ICS Opposes 1,000 Mile Routing Measure in Mozambique Channel
At a meeting of the International Maritime Organization (IMO) Sub-Committee on Safety of Navigation (2- 6 July in London) the International Chamber of Shipping (ICS) - which represents global shipowners and 80% of the world merchant fleet - will be opposing a proposal to establish a new recommended route for all ships in the Mozambique Channel that would be approximately 1,000 miles long.
The proposal has been made by Comoros, France, Madagascar, Mauritius, Mozambique, the Seychelles, South Africa and Tanzania, having been given impetus by work conducted by the World Bank.
ICS Director Marine, John Murray said : “ICS is very concerned with this proposal for a new recommended route in international waters which will result in all vessels following the same proposed track. This will increase the risk of collision to the hundreds of ships that would be using the scheme at any one time, particularly given the current lack of Vessel Traffic Services in the region. The concept could also set an unwelcome precedent for the management of deep sea navigation elsewhere, and will require very careful consideration by IMO.”
John Murray added “The compelling need for this proposed measure remains clear and no statistical evidence has been provided regarding shipping casualties or near misses in the Mozambique Channel. This omission makes it particularly difficult to quantify the anticipated benefit that the proposal would deliver.”
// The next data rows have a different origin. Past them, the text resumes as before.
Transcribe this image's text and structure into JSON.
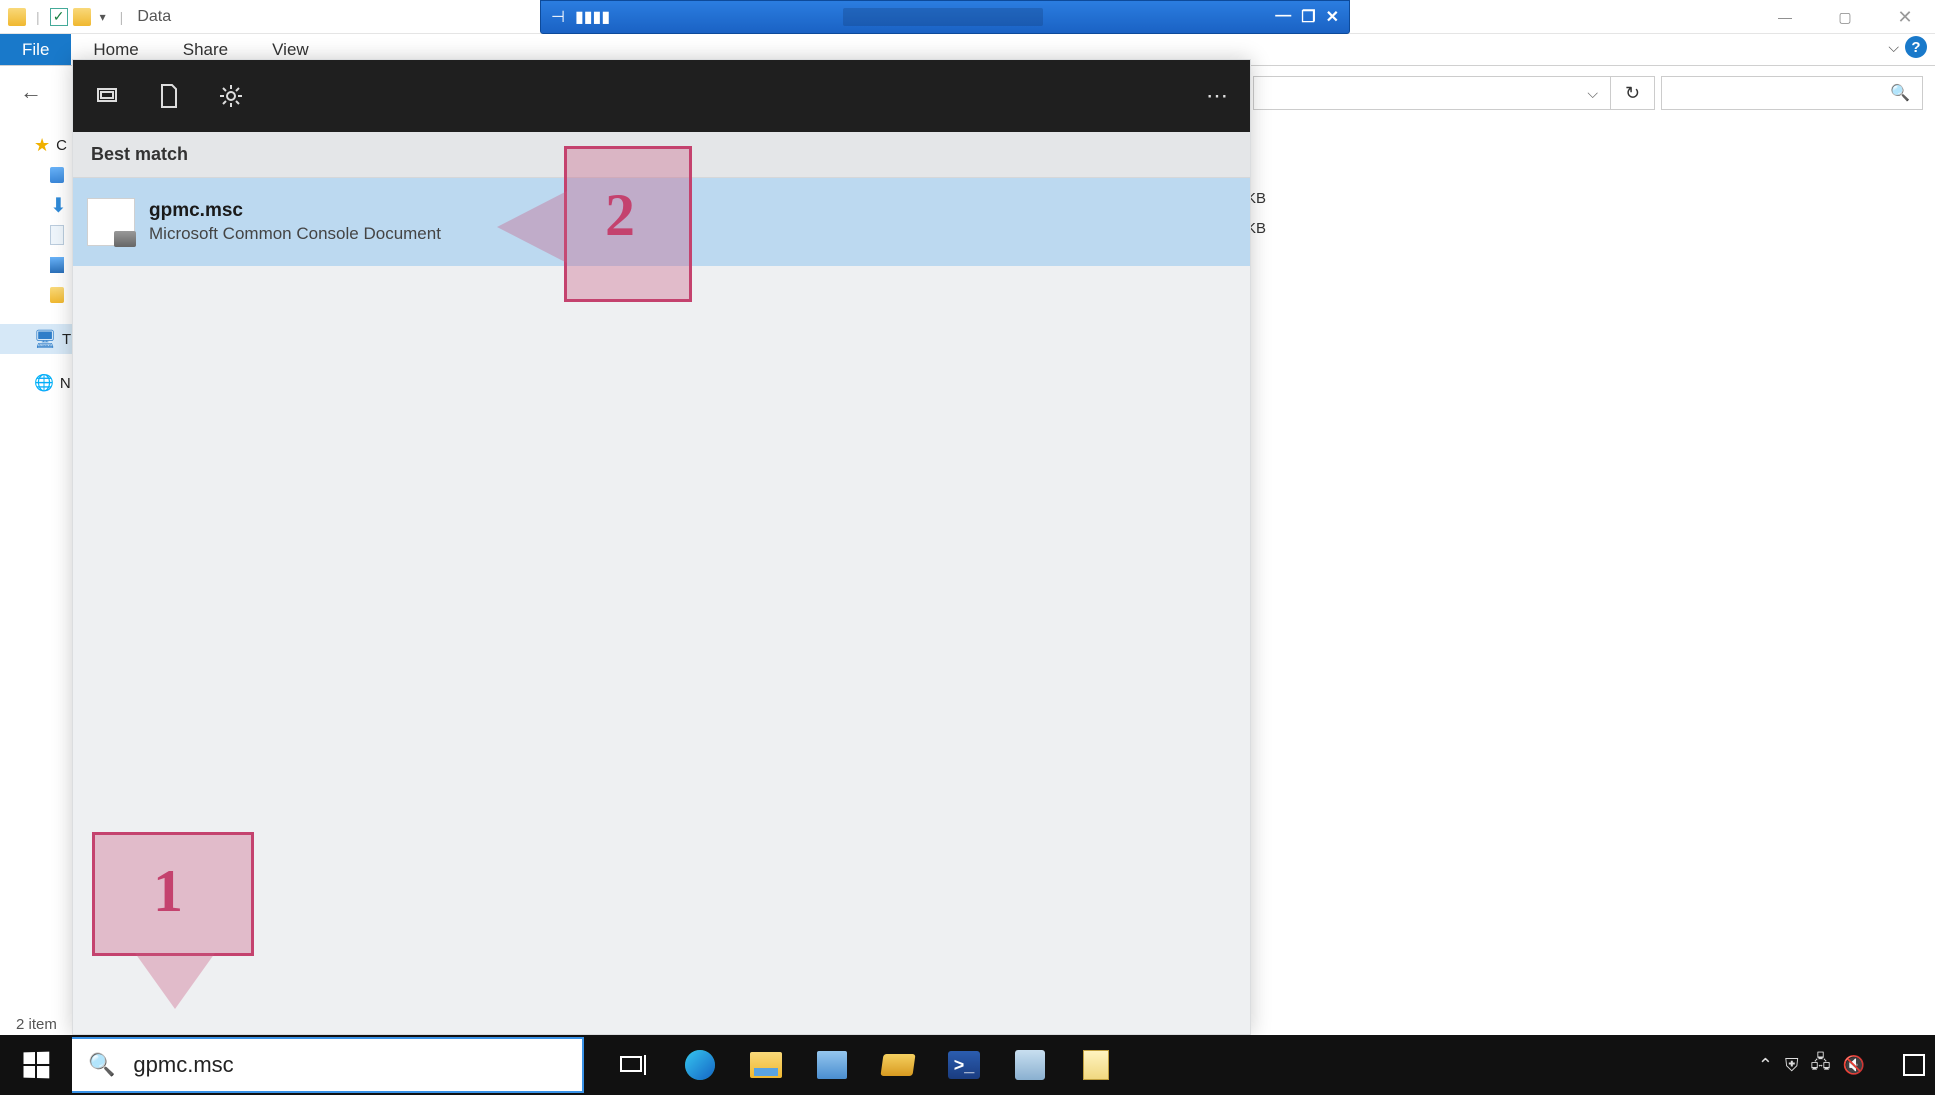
{
  "explorer": {
    "title": "Data",
    "ribbon": {
      "tabs": [
        "File",
        "Home",
        "Share",
        "View"
      ]
    },
    "status": "2 item",
    "files_size_hint_1": "KB",
    "files_size_hint_2": "KB",
    "help": "?"
  },
  "sidebar_labels": {
    "quick": "C",
    "thispc": "T",
    "network": "N"
  },
  "search_overlay": {
    "header": "Best match",
    "result": {
      "name": "gpmc.msc",
      "subtitle": "Microsoft Common Console Document"
    },
    "more": "⋯"
  },
  "callouts": {
    "one": "1",
    "two": "2"
  },
  "taskbar": {
    "search_value": "gpmc.msc",
    "clock_time": "",
    "clock_date": ""
  }
}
The main aim of the proposal is advised to be a reduction to the risk of collision and grounding in the Mozambique Channel. However, despite vessels favouring certain routes, shipping currently is free to use the entire width of the Channel, which is in international waters. The proposed measure would seek to concentrate shipping into very restricted lanes and could potentially increase the risk of collision.
Even at its narrowest point the Mozambique Channel is over 200 miles wide, and today many ships make use of this width and keep well away from the routes used by transiting tankers and similar vessels.
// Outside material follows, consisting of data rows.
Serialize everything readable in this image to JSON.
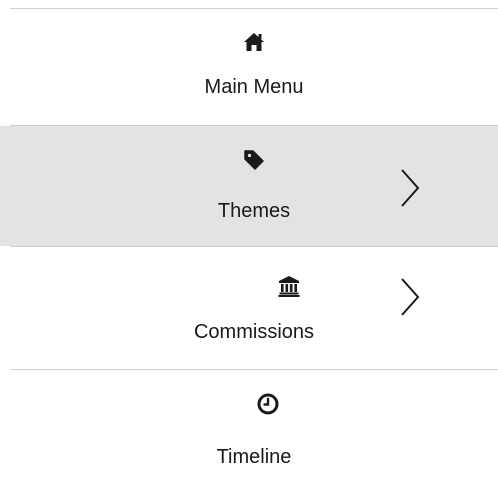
{
  "menu": {
    "items": [
      {
        "label": "Main Menu",
        "icon": "home-icon",
        "active": false,
        "has_submenu": false
      },
      {
        "label": "Themes",
        "icon": "tag-icon",
        "active": true,
        "has_submenu": true
      },
      {
        "label": "Commissions",
        "icon": "institution-icon",
        "active": false,
        "has_submenu": true
      },
      {
        "label": "Timeline",
        "icon": "clock-icon",
        "active": false,
        "has_submenu": false
      }
    ]
  },
  "colors": {
    "active_background": "#e3e3e3",
    "divider": "#cfcfcf",
    "text": "#1a1a1a"
  }
}
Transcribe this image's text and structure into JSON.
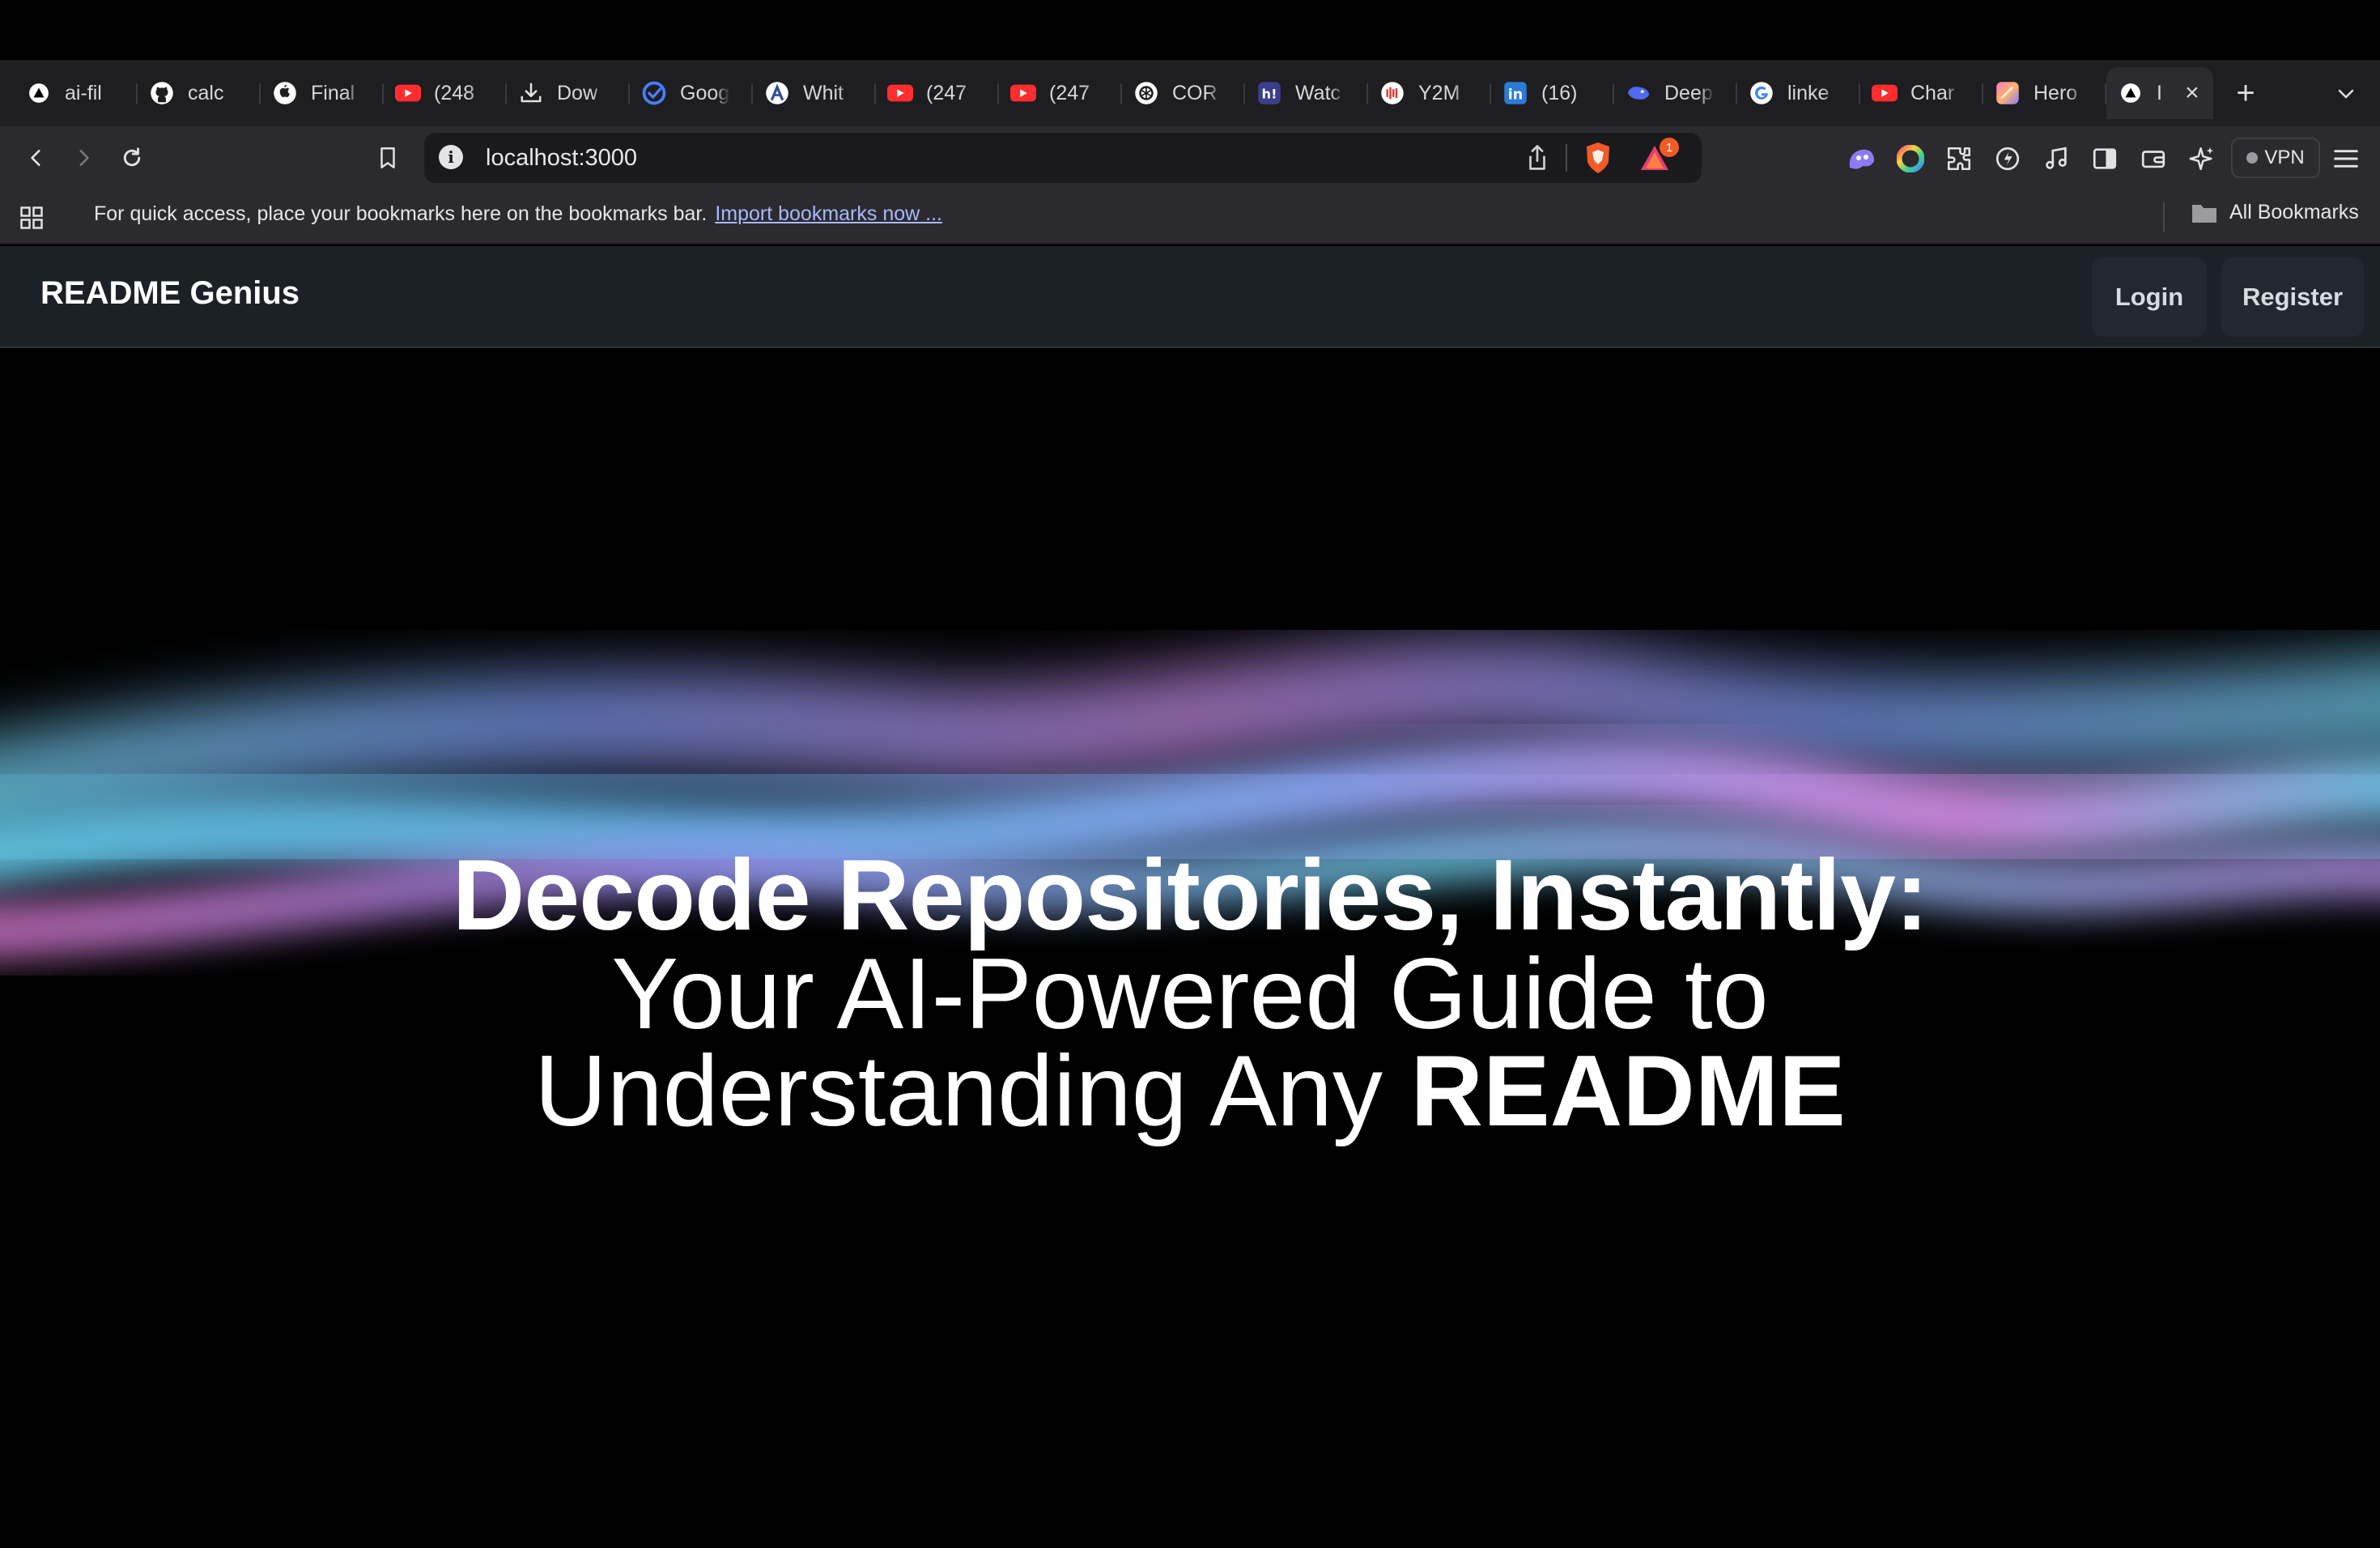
{
  "browser": {
    "tabs": [
      {
        "title": "ai-fil",
        "icon": "vercel-icon"
      },
      {
        "title": "calc",
        "icon": "github-icon"
      },
      {
        "title": "Final",
        "icon": "apple-icon"
      },
      {
        "title": "(248",
        "icon": "youtube-icon"
      },
      {
        "title": "Dow",
        "icon": "download-icon"
      },
      {
        "title": "Goog",
        "icon": "google-check-icon"
      },
      {
        "title": "Whit",
        "icon": "arc-icon"
      },
      {
        "title": "(247",
        "icon": "youtube-icon"
      },
      {
        "title": "(247",
        "icon": "youtube-icon"
      },
      {
        "title": "COR",
        "icon": "openai-icon"
      },
      {
        "title": "Watc",
        "icon": "hashnode-icon"
      },
      {
        "title": "Y2M",
        "icon": "y2mate-icon"
      },
      {
        "title": "(16)",
        "icon": "linkedin-icon"
      },
      {
        "title": "Deep",
        "icon": "deepseek-icon"
      },
      {
        "title": "linke",
        "icon": "google-icon"
      },
      {
        "title": "Char",
        "icon": "youtube-icon"
      },
      {
        "title": "Hero",
        "icon": "gradient-icon"
      },
      {
        "title": "I",
        "icon": "vercel-icon",
        "active": true
      }
    ],
    "url": "localhost:3000",
    "shield_badge": "1",
    "vpn_label": "VPN",
    "bookmarks_message": "For quick access, place your bookmarks here on the bookmarks bar.",
    "bookmarks_link": "Import bookmarks now ...",
    "all_bookmarks": "All Bookmarks"
  },
  "site": {
    "brand": "README Genius",
    "login": "Login",
    "register": "Register"
  },
  "hero": {
    "line1": "Decode Repositories, Instantly:",
    "line2": "Your AI-Powered Guide to",
    "line3_prefix": "Understanding Any ",
    "line3_bold": "README"
  },
  "colors": {
    "wave_cyan": "#6fd0e8",
    "wave_blue": "#7f9bf2",
    "wave_purple": "#c58ae6",
    "nav_bg": "#1c2128"
  }
}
“Piracy of course is a major problem in this region, and the implications to safety and security of introducing such a routeing measure, in effect bunching ships together as they enter a high risk area, have also not been addressed by its supporters.” said John Murray.
ICS is co-ordinating with its member national shipowners’ associations to ensure that governments attending the IMO meeting will seriously question the proposal for a routing measure in Mozambique Channel.